“Can you suggest what to use to prevent the early defoliation of knock outs (rsoes) by rose slug – Organically if possible?” – Last year was a great (or bad depending on how you look at it) year for rose slugs destroying rose foliage. This year we’ve already had early questions about 2010 rose slug control! Well, first, there are no systemic insecticides that I am aware of that are organic, so you’ll have to attack the rose slug itself. (Bonide’s or Bayer’s Tree and Shrub Insect Control are the systemics – 3 in 1 Rose Care usually covers them, too, but always check the label.) Even with the use of systemic insecticides, many times a backup plan may be needed if the populations are high. So here are some natural ways to help suppress rose slugs on roses: -Hose them off with a strong stream of water. -Hand pick them off / smash them. -Sprays include Captain Jack’s Deadbug Brew (Spinosad – certified organic), Insecticidal Soap, Neem, and Horticultural oil. (Bt does not work on rose slugs) NOTE: Be sure to spray the undersides of the leaves. Most of the time they will be under the leaves, and very hard to see when they are small. They typically feed at night but can be found in the morning. Remember there are a couple types of rose slugs and multiple generations as well. They do not look like slugs but more like a small caterpillar. They’re actually a sawfly.
Iris borers – By the way, we have also found the above mentioned systemics doing a great job helping fight against iris borers in iris! Yes, it needs to be applied this spring as the irises are beginning to grow.

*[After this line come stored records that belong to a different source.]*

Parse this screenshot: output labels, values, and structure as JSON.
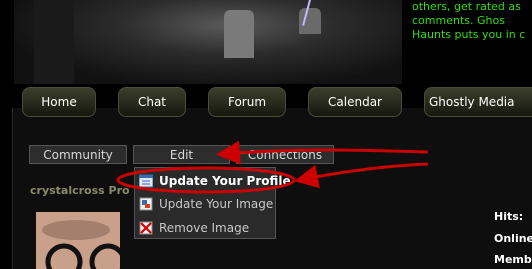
{
  "promo": {
    "lines": [
      "others, get rated as",
      "comments.    Ghos",
      "Haunts puts you in c"
    ]
  },
  "nav": {
    "items": [
      "Home",
      "Chat",
      "Forum",
      "Calendar",
      "Ghostly Media"
    ]
  },
  "subtabs": {
    "community": "Community",
    "edit": "Edit",
    "connections": "Connections"
  },
  "profile": {
    "username": "crystalcross Pro"
  },
  "edit_menu": {
    "items": [
      "Update Your Profile",
      "Update Your Image",
      "Remove Image"
    ]
  },
  "stats": {
    "hits": "Hits:",
    "online": "Online",
    "member": "Memb"
  },
  "colors": {
    "annotation": "#cc0000",
    "promo_text": "#33dd11"
  },
  "icons": [
    "profile-card-icon",
    "image-icon",
    "remove-x-icon"
  ]
}
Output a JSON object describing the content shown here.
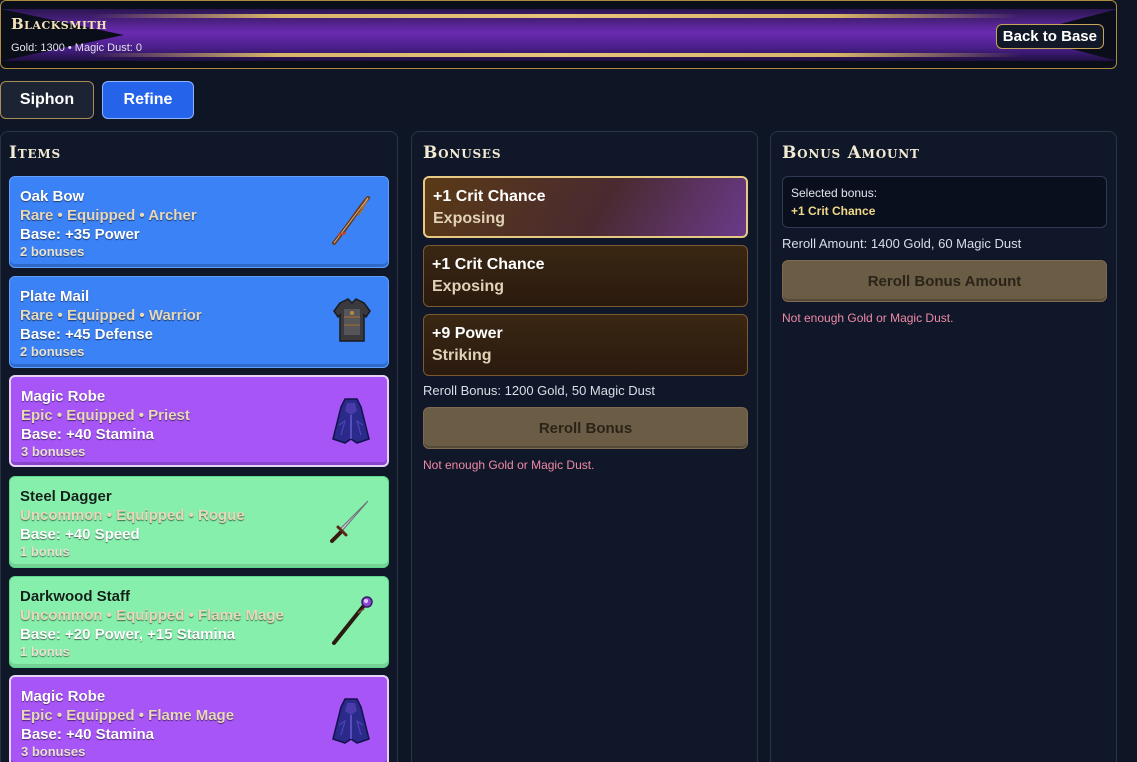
{
  "header": {
    "title": "Blacksmith",
    "resources": "Gold: 1300 • Magic Dust: 0",
    "back_label": "Back to Base"
  },
  "tabs": [
    {
      "label": "Siphon",
      "active": false
    },
    {
      "label": "Refine",
      "active": true
    }
  ],
  "items_panel": {
    "title": "Items",
    "items": [
      {
        "name": "Oak Bow",
        "meta": "Rare • Equipped • Archer",
        "base": "Base: +35 Power",
        "bonuses": "2 bonuses",
        "rarity": "rare",
        "icon": "bow-icon"
      },
      {
        "name": "Plate Mail",
        "meta": "Rare • Equipped • Warrior",
        "base": "Base: +45 Defense",
        "bonuses": "2 bonuses",
        "rarity": "rare",
        "icon": "armor-icon"
      },
      {
        "name": "Magic Robe",
        "meta": "Epic • Equipped • Priest",
        "base": "Base: +40 Stamina",
        "bonuses": "3 bonuses",
        "rarity": "epic",
        "icon": "robe-icon"
      },
      {
        "name": "Steel Dagger",
        "meta": "Uncommon • Equipped • Rogue",
        "base": "Base: +40 Speed",
        "bonuses": "1 bonus",
        "rarity": "uncommon",
        "icon": "dagger-icon"
      },
      {
        "name": "Darkwood Staff",
        "meta": "Uncommon • Equipped • Flame Mage",
        "base": "Base: +20 Power, +15 Stamina",
        "bonuses": "1 bonus",
        "rarity": "uncommon",
        "icon": "staff-icon"
      },
      {
        "name": "Magic Robe",
        "meta": "Epic • Equipped • Flame Mage",
        "base": "Base: +40 Stamina",
        "bonuses": "3 bonuses",
        "rarity": "epic",
        "icon": "robe-icon"
      }
    ]
  },
  "bonuses_panel": {
    "title": "Bonuses",
    "bonuses": [
      {
        "name": "+1 Crit Chance",
        "type": "Exposing",
        "selected": true
      },
      {
        "name": "+1 Crit Chance",
        "type": "Exposing",
        "selected": false
      },
      {
        "name": "+9 Power",
        "type": "Striking",
        "selected": false
      }
    ],
    "cost": "Reroll Bonus: 1200 Gold, 50 Magic Dust",
    "button_label": "Reroll Bonus",
    "warning": "Not enough Gold or Magic Dust."
  },
  "amount_panel": {
    "title": "Bonus Amount",
    "selected_label": "Selected bonus:",
    "selected_value": "+1 Crit Chance",
    "cost": "Reroll Amount: 1400 Gold, 60 Magic Dust",
    "button_label": "Reroll Bonus Amount",
    "warning": "Not enough Gold or Magic Dust."
  },
  "colors": {
    "rare": "#3b82f6",
    "epic": "#a855f7",
    "uncommon": "#86efac",
    "accent_gold": "#c9a35a",
    "warning": "#f08aa6"
  }
}
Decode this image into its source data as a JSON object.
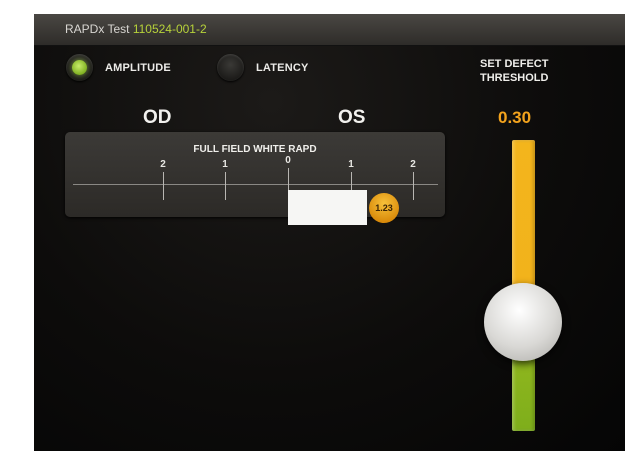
{
  "window": {
    "title_prefix": "RAPDx Test",
    "test_id": "110524-001-2"
  },
  "mode": {
    "amplitude_label": "AMPLITUDE",
    "latency_label": "LATENCY",
    "selected": "AMPLITUDE"
  },
  "eyes": {
    "left": "OD",
    "right": "OS"
  },
  "rapd_panel": {
    "title": "FULL FIELD WHITE RAPD",
    "ticks": [
      "2",
      "1",
      "0",
      "1",
      "2"
    ],
    "result": "1.23"
  },
  "threshold": {
    "label_line1": "SET DEFECT",
    "label_line2": "THRESHOLD",
    "value": "0.30",
    "slider_level": 0.3
  },
  "colors": {
    "accent_orange": "#f3a31d",
    "status_green": "#9acd32",
    "id_green": "#b7d23a"
  }
}
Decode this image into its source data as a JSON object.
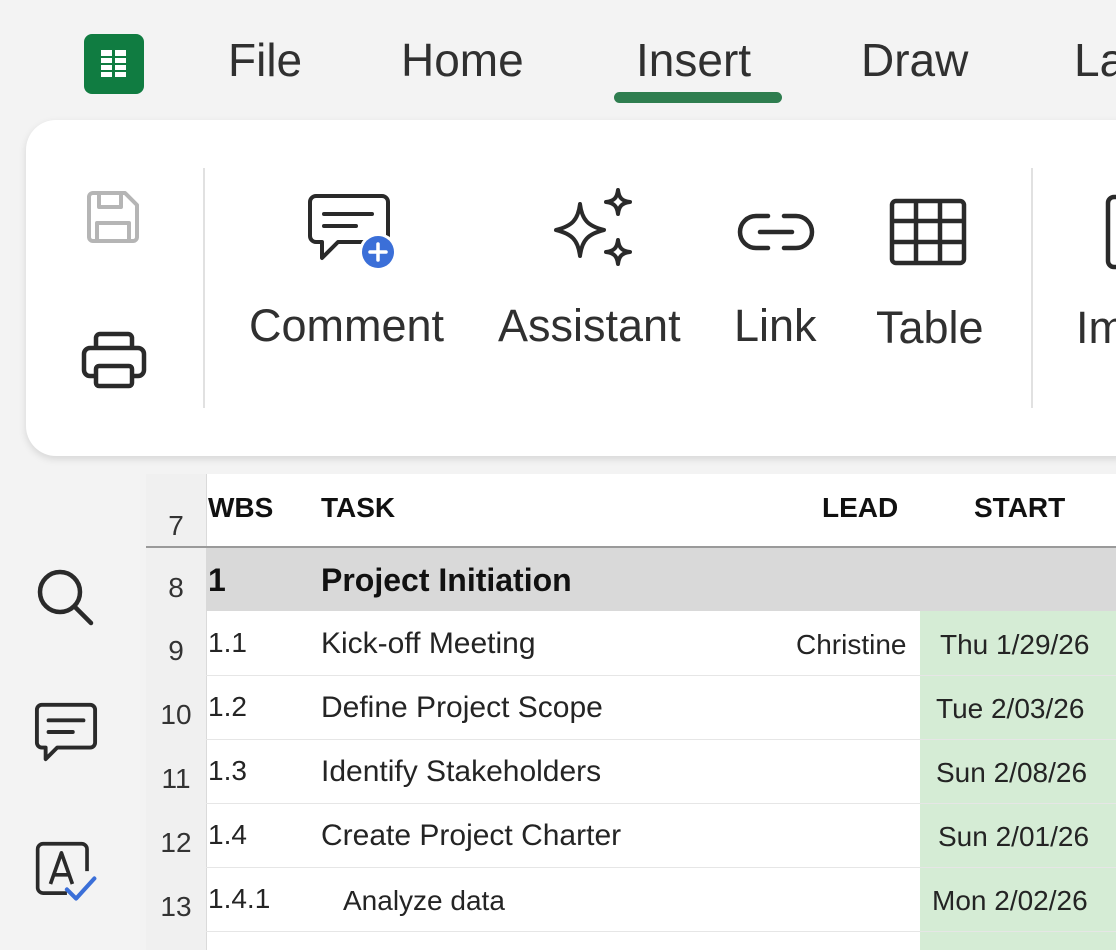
{
  "app": {
    "icon": "sheets-grid-icon",
    "brand_color": "#107c41"
  },
  "menu": {
    "items": [
      "File",
      "Home",
      "Insert",
      "Draw",
      "La"
    ],
    "active": "Insert",
    "active_color": "#2e7d4f"
  },
  "ribbon": {
    "quick": [
      {
        "name": "save",
        "icon": "save-icon"
      },
      {
        "name": "print",
        "icon": "printer-icon"
      }
    ],
    "buttons": [
      {
        "label": "Comment",
        "icon": "comment-add-icon"
      },
      {
        "label": "Assistant",
        "icon": "sparkle-icon"
      },
      {
        "label": "Link",
        "icon": "link-icon"
      },
      {
        "label": "Table",
        "icon": "table-icon"
      },
      {
        "label": "Im",
        "icon": "image-icon"
      }
    ]
  },
  "rail": [
    {
      "name": "search",
      "icon": "search-icon"
    },
    {
      "name": "comments",
      "icon": "comment-icon"
    },
    {
      "name": "proofing",
      "icon": "spellcheck-icon"
    }
  ],
  "sheet": {
    "header_row": {
      "row_number": "7",
      "wbs": "WBS",
      "task": "TASK",
      "lead": "LEAD",
      "start": "START"
    },
    "section_row": {
      "row_number": "8",
      "wbs": "1",
      "task": "Project Initiation"
    },
    "rows": [
      {
        "row_number": "9",
        "wbs": "1.1",
        "task": "Kick-off Meeting",
        "lead": "Christine",
        "start": "Thu 1/29/26"
      },
      {
        "row_number": "10",
        "wbs": "1.2",
        "task": "Define Project Scope",
        "lead": "",
        "start": "Tue 2/03/26"
      },
      {
        "row_number": "11",
        "wbs": "1.3",
        "task": "Identify Stakeholders",
        "lead": "",
        "start": "Sun 2/08/26"
      },
      {
        "row_number": "12",
        "wbs": "1.4",
        "task": "Create Project Charter",
        "lead": "",
        "start": "Sun 2/01/26"
      },
      {
        "row_number": "13",
        "wbs": "1.4.1",
        "task": "Analyze data",
        "lead": "",
        "start": "Mon 2/02/26"
      }
    ],
    "start_fill_color": "#d5ecd5",
    "section_fill_color": "#d9d9d9"
  }
}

[Ham and eggs: a day's work for the chicken but a lifetime commitment for the pig.]